    No other feature of an observer is important in any respect, least of all possessing cognition, which is possible with or without neurons anyway. Paramecia do it throughout their entire short life spans. No neurons. No brain cells or brain.

    Finally, you are all viewing some really original stuff I am posting. This is a good deal deeper and much thicker than the stuff I posted when I first started here. I don't expect you to get it all at once, but thanks in advance for reading a little of it.
     
    Last edited: May 9, 2017
  20. The God Valued Senior Member

    Messages:
    3,546
    Ok. I got it all. Don't worry.

    Now pl just look at the patterns not at the slits!

    Secondly keep adding slits, why 2, why not 3,4 or so, and keep checking patterns.
     
    danshawen likes this.
  21. arfa brane call me arf Valued Senior Member

    Messages:
    5,303
    If you have two different coins, one copper the other silver, you can always tell which coin is which and which face is showing.

    Not so if they are quantum coins. You need a copper or silver measuring device, and a heads or tails measuring device.
    Copper or silver could be spin in the x direction, heads or tails could be spin in the y direction, or any two incomparables.
     
    danshawen likes this.
  22. danshawen Valued Senior Member

    Messages:
    3,942
  23. danshawen Valued Senior Member

    Messages:
    3,942
    Those items marked "LENS" in the diagram shown above are the only observers.

    Those lenses have neither brains nor neurons, yet focusing or defocusing them results either in the familiar double slit interference pattern, or the LACK of one, in either the delayed or the undelayed version of the entangled double slit experiement. Note that the delay need not be limited by the length of the fiber optic delay line. The quantum entangled spin flips are simultaneous; "FTL", and the same goes for the entangled photon(s) they produce.

    Note that A PAIR of electric charges for accelerating electrons is necessary in order to produce a photon, or a pair of photons. In a hydrogen atom, one of the charges happens to be a positive one.

    I'm not interested in adding more slits. ONLY A PAIR of entangled electrons is responsible for producing an entangled photon. ONLY A PAIR of slits is relevant to observing one or the other.

    If this model were a Bohr atom (it is not), you could think of it in terms of the pari of electrons as particles tracing a relativistic path. This is equivalent to Minkowski's simultanaeity experiment of simultaneous events viewed by observers in relativistic relative motion in diametrically opposed directions. Except in the case of a pair of electrons producing entangled photons, ANY TINY ANGLE of separation of the observers will yield the same causality reversal it does for a diameter for any chord of the electron orbitals.

    The latter works for other kinds of electron probability density clouds, Gryzinski, free fall electrons, or for any other model you care to throw in to the mix. Relativity WITH ENTANGLEMENT is key to understanding any of them.

    By WITH ENTANGLEMEMY, I mean, NOT using Minkowski's determination that a time interval or a velocity was proportional to the instant of time that is entanglement in all inertial frames of reference, and certainly not his edict that no two events can ever be simultaneous. I mean, look at this experiment. This is an example of simultaneous entangled events. Nothing more. Nothing less. This is science in its purest observational form, and I have just explained why it works the way it does.
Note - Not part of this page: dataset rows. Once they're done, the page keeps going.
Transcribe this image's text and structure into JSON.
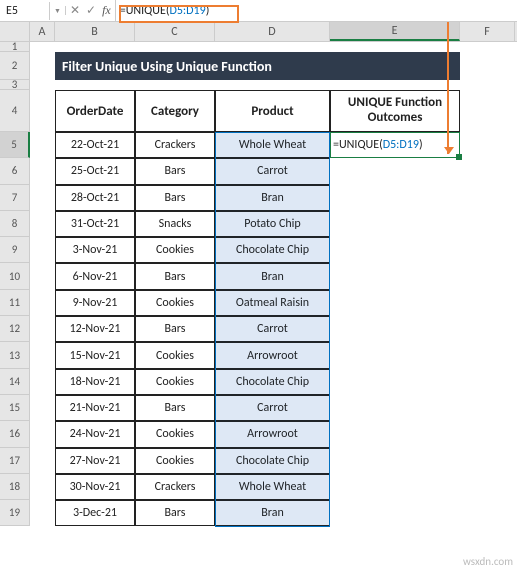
{
  "app": {
    "name_box": "E5",
    "fx_label": "fx",
    "formula_prefix": "=UNIQUE(",
    "formula_range": "D5:D19",
    "formula_suffix": ")"
  },
  "columns": {
    "a": "A",
    "b": "B",
    "c": "C",
    "d": "D",
    "e": "E",
    "f": "F"
  },
  "short_rows": [
    "1",
    "3"
  ],
  "row_nums": [
    "1",
    "2",
    "3",
    "4",
    "5",
    "6",
    "7",
    "8",
    "9",
    "10",
    "11",
    "12",
    "13",
    "14",
    "15",
    "16",
    "17",
    "18",
    "19"
  ],
  "title": "Filter Unique Using Unique Function",
  "headers": {
    "b": "OrderDate",
    "c": "Category",
    "d": "Product",
    "e": "UNIQUE Function Outcomes"
  },
  "active_formula_prefix": "=UNIQUE(",
  "active_formula_range": "D5:D19",
  "active_formula_suffix": ")",
  "rows": [
    {
      "b": "22-Oct-21",
      "c": "Crackers",
      "d": "Whole Wheat"
    },
    {
      "b": "25-Oct-21",
      "c": "Bars",
      "d": "Carrot"
    },
    {
      "b": "28-Oct-21",
      "c": "Bars",
      "d": "Bran"
    },
    {
      "b": "31-Oct-21",
      "c": "Snacks",
      "d": "Potato Chip"
    },
    {
      "b": "3-Nov-21",
      "c": "Cookies",
      "d": "Chocolate Chip"
    },
    {
      "b": "6-Nov-21",
      "c": "Bars",
      "d": "Bran"
    },
    {
      "b": "9-Nov-21",
      "c": "Cookies",
      "d": "Oatmeal Raisin"
    },
    {
      "b": "12-Nov-21",
      "c": "Bars",
      "d": "Carrot"
    },
    {
      "b": "15-Nov-21",
      "c": "Cookies",
      "d": "Arrowroot"
    },
    {
      "b": "18-Nov-21",
      "c": "Cookies",
      "d": "Chocolate Chip"
    },
    {
      "b": "21-Nov-21",
      "c": "Bars",
      "d": "Carrot"
    },
    {
      "b": "24-Nov-21",
      "c": "Cookies",
      "d": "Arrowroot"
    },
    {
      "b": "27-Nov-21",
      "c": "Cookies",
      "d": "Chocolate Chip"
    },
    {
      "b": "30-Nov-21",
      "c": "Crackers",
      "d": "Whole Wheat"
    },
    {
      "b": "3-Dec-21",
      "c": "Bars",
      "d": "Bran"
    }
  ],
  "watermark": "wsxdn.com"
}
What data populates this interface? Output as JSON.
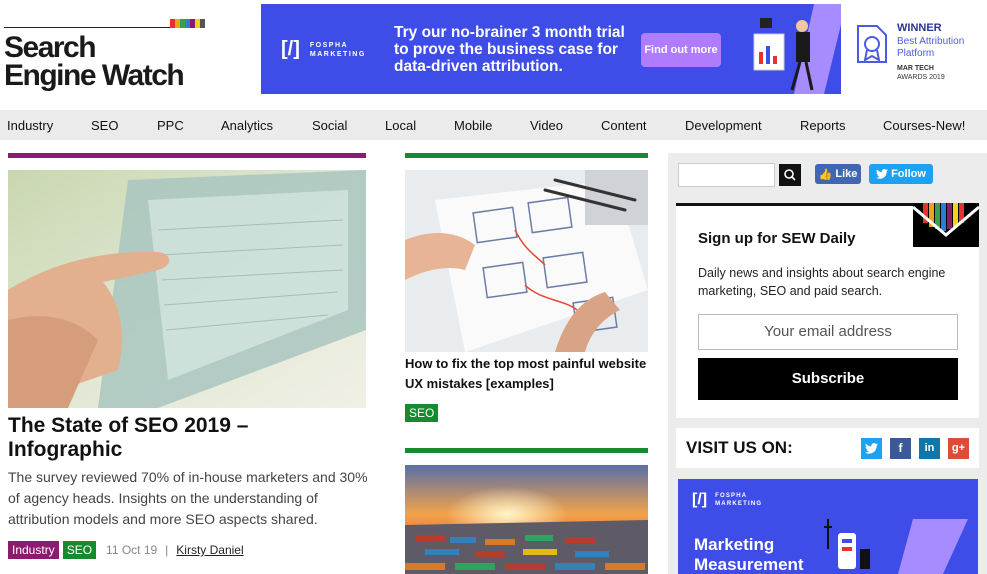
{
  "logo": {
    "line1": "Search",
    "line2": "Engine Watch",
    "stripe_colors": [
      "#e8302d",
      "#f0a21c",
      "#36a34a",
      "#2a7fd0",
      "#8a1b6e",
      "#f2d21a",
      "#555555"
    ]
  },
  "banner": {
    "brand_mark": "[/]",
    "brand_line1": "FOSPHA",
    "brand_line2": "MARKETING",
    "headline": "Try our no-brainer 3 month trial to prove the business case for data-driven attribution.",
    "cta": "Find out more",
    "award_title": "WINNER",
    "award_subtitle": "Best Attribution Platform",
    "award_org_line1": "MAR TECH",
    "award_org_line2": "AWARDS 2019"
  },
  "nav": [
    "Industry",
    "SEO",
    "PPC",
    "Analytics",
    "Social",
    "Local",
    "Mobile",
    "Video",
    "Content",
    "Development",
    "Reports",
    "Courses-New!"
  ],
  "hero": {
    "title": "The State of SEO 2019 – Infographic",
    "description": "The survey reviewed 70% of in-house marketers and 30% of agency heads. Insights on the understanding of attribution models and more SEO aspects shared.",
    "tags": [
      "Industry",
      "SEO"
    ],
    "date": "11 Oct 19",
    "separator": "|",
    "author": "Kirsty Daniel"
  },
  "mid": {
    "title": "How to fix the top most painful website UX mistakes [examples]",
    "tag": "SEO"
  },
  "social": {
    "fb_label": "Like",
    "tw_label": "Follow"
  },
  "signup": {
    "title": "Sign up for SEW Daily",
    "description": "Daily news and insights about search engine marketing, SEO and paid search.",
    "email_placeholder": "Your email address",
    "button": "Subscribe"
  },
  "visit": {
    "label": "VISIT US ON:",
    "icons": [
      "t",
      "f",
      "in",
      "g+"
    ]
  },
  "ad2": {
    "brand_mark": "[/]",
    "brand_line1": "FOSPHA",
    "brand_line2": "MARKETING",
    "headline_line1": "Marketing",
    "headline_line2": "Measurement"
  }
}
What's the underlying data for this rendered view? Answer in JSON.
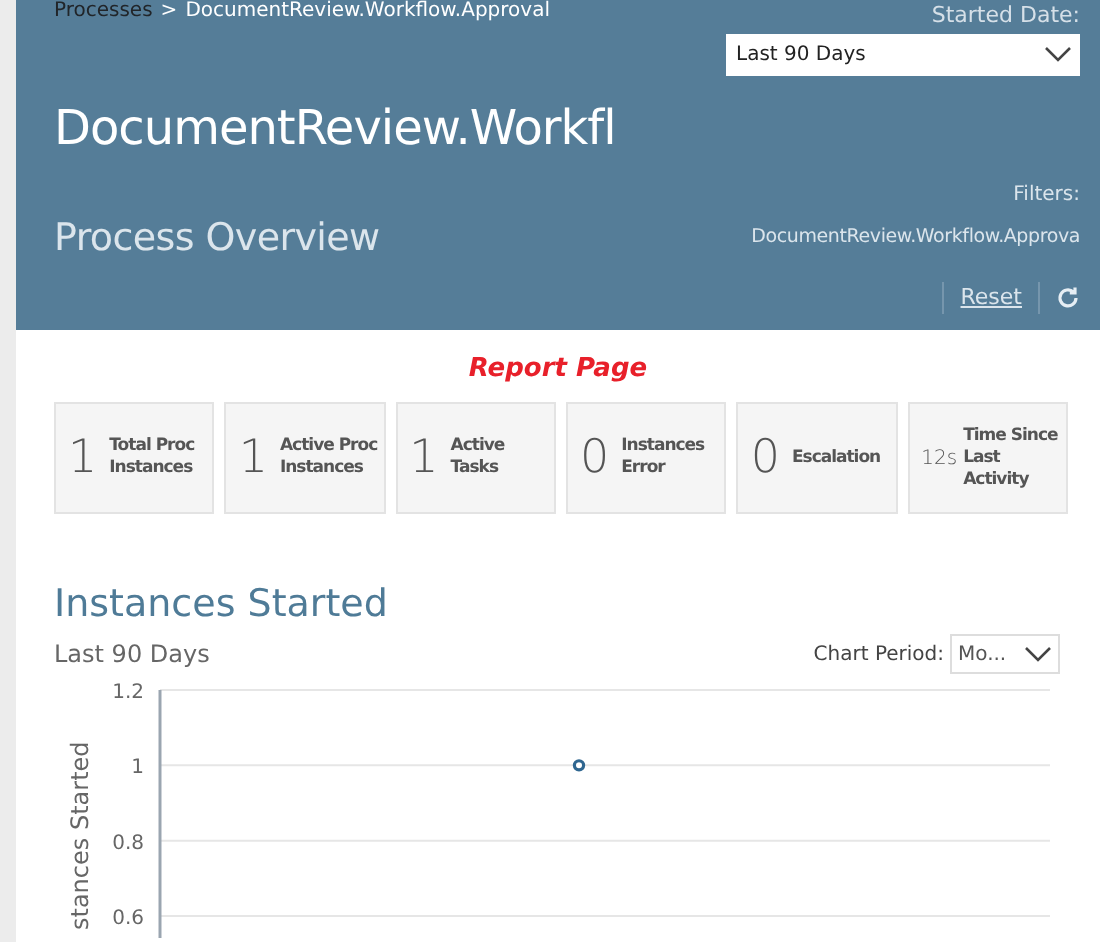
{
  "breadcrumb": {
    "parent": "Processes",
    "separator": ">",
    "current": "DocumentReview.Workflow.Approval"
  },
  "started_date": {
    "label": "Started Date:",
    "value": "Last 90 Days"
  },
  "title": "DocumentReview.Workfl",
  "subtitle": "Process Overview",
  "filters": {
    "label": "Filters:",
    "value": "DocumentReview.Workflow.Approva",
    "reset": "Reset"
  },
  "report_heading": "Report Page",
  "stats": [
    {
      "kind": "big",
      "value": "1",
      "label": "Total Proc Instances"
    },
    {
      "kind": "big",
      "value": "1",
      "label": "Active Proc Instances"
    },
    {
      "kind": "big",
      "value": "1",
      "label": "Active Tasks"
    },
    {
      "kind": "big",
      "value": "0",
      "label": "Instances Error"
    },
    {
      "kind": "big",
      "value": "0",
      "label": "Escalation"
    },
    {
      "kind": "small",
      "value": "12s",
      "label": "Time Since Last Activity"
    }
  ],
  "chart_section": {
    "title": "Instances Started",
    "subtitle": "Last 90 Days",
    "period_label": "Chart Period:",
    "period_value": "Mo...",
    "chart_data": {
      "type": "scatter",
      "ylabel": "stances Started",
      "ylim": [
        0.6,
        1.2
      ],
      "yticks": [
        {
          "value": 0.6,
          "label": "0.6"
        },
        {
          "value": 0.8,
          "label": "0.8"
        },
        {
          "value": 1,
          "label": "1"
        },
        {
          "value": 1.2,
          "label": "1.2"
        }
      ],
      "series": [
        {
          "color": "#2f6690",
          "values": [
            1
          ]
        }
      ]
    }
  }
}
    So much for Doctor Quantum and his spooky quantum mysteries. Relativity with entanglement wins. When Minkowski made that mistake, he trashed the conservation of energy. That happens the instant you try to equivocate an instant of time with a time interval. An instant of time exists, but does not require inertia in order to change entanglement state. Freezing an instant of time robs inertia from anything that otherwise would have it, EXCEPT FOR unbound energy, which requires propagation at c in order for it to persist in time. You have to understand what it is you are doing, temporally speaking.

    The double slit mystery is completely, utterly, solved.
     
    Last edited: May 9, 2017

Share This Page